Vempala will receive $150,000 per year for five years from the award, which could be renewed for another five years. Not constrained to any one project, the funding is meant to empower award recipients to push forward on any foundational challenges to computer science (CS) that are related to their interests.
For Vempala, who is the Frederick Storey II Chair of Computing, these challenges have to do with geometry and randomness.
“Some of the most exciting problems in science are those related to efficient algorithms. Computer science really has uncovered fundamentally new questions but also provided novel perspectives on classical problems in mathematics,” Vempala said. “We are yet to understand extremely basic questions such as how best to solve linear systems and linear programs.”
Vempala has been conducting research in theoretical computer science for more than thirty years, and is still finding new interests and perspectives.
“It’s funny, I’m still working on some of the problems I was working on as a Ph.D. student, but certainly some new ones too. For example, I now have an appreciation for non-Euclidean geometry,” Vempala said.
Vempala has recently been researching the brain and building a rigorous theory of how perception and higher-level cognition might emerge from neurons and synapses. He is focused on expanding what this plausible neural model can learn without specialized instructions.
One problem that he has worked on for most of his career is computing the volume of convex bodies. The problem is closely tied to sampling high-dimensional distributions, which has seen much progress over the past decade with radically new techniques introduced by Vempala and others.
“I’d like to understand the limits of this problem, including a lower bound in the general setting, and whether randomness is entirely superfluous in the important case of polytope volume computation,” said Vempala.
Vempala was nominated for the award by Daniel Spielman, a professor at Yale University and a former colleague of Vempala’s.
“Santosh Vempala has done great work his whole career, but his work over the last decade has been particularly amazing,” Spielman said. “He has developed new algorithms for solving important problems and has helped us understand why other problems are so hard to solve. His recent breakthroughs include advances in convex geometry, numerical linear algebra, and computational learning theory.”

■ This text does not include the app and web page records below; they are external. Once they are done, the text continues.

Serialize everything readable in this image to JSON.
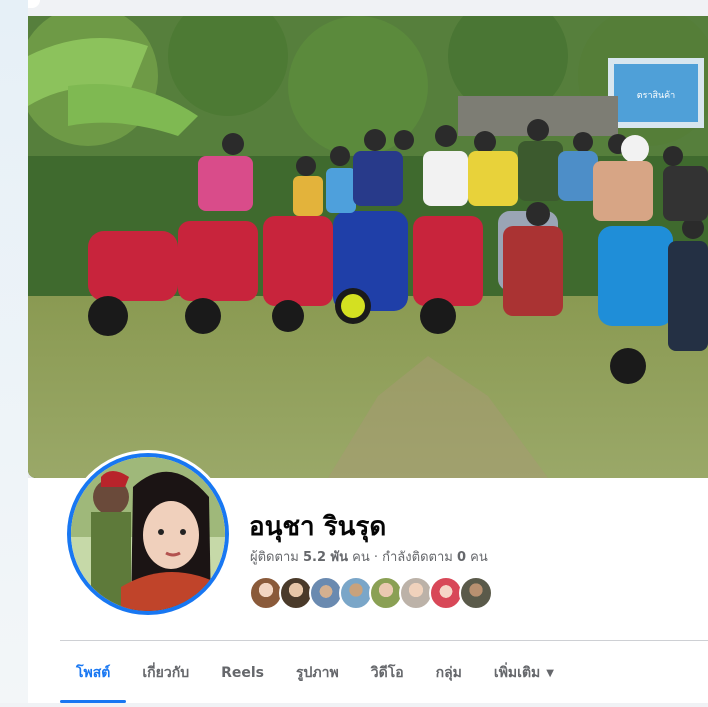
{
  "profile": {
    "name": "อนุชา รินรุด",
    "followers_label": "ผู้ติดตาม",
    "followers_count": "5.2 พัน",
    "followers_unit": "คน",
    "separator": "·",
    "following_label": "กำลังติดตาม",
    "following_count": "0",
    "following_unit": "คน"
  },
  "tabs": [
    {
      "label": "โพสต์",
      "active": true
    },
    {
      "label": "เกี่ยวกับ"
    },
    {
      "label": "Reels"
    },
    {
      "label": "รูปภาพ"
    },
    {
      "label": "วิดีโอ"
    },
    {
      "label": "กลุ่ม"
    },
    {
      "label": "เพิ่มเติม",
      "icon": "caret-down-icon"
    }
  ],
  "cover": {
    "banner_text": "ตราสินค้า"
  },
  "colors": {
    "accent": "#1877f2",
    "text_primary": "#050505",
    "text_secondary": "#65676b"
  }
}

School of Computer Science (SCS) Chair Vivek Sarkar said he is excited for Santosh.
"This is a great recognition for Santosh that is not only a testament to his accomplishments but also a positive reflection on Georgia Tech. Simons Investigators include world-class leaders in astrophysics, computer science, mathematics, biology, and physics, placing Santosh in excellent company,” said Sarkar, who is also the Stephen Fleming Chair for Telecommunications in the College of Computing.
Along with his role in SCS, Vempala is also an adjunct professor in the School of Mathematics and the H. Milton Stewart School of Industrial and Systems Engineering. He is also director of Georgia Tech’s Ph.D. program in Algorithms, Combinatorics and Optimization that includes faculty from multiple Georgia Tech schools.
"I am grateful to the Simons Foundation, and to my family, mentors, students, and collaborators,” he said. “I am excited and hopeful about progress on some favorite problems."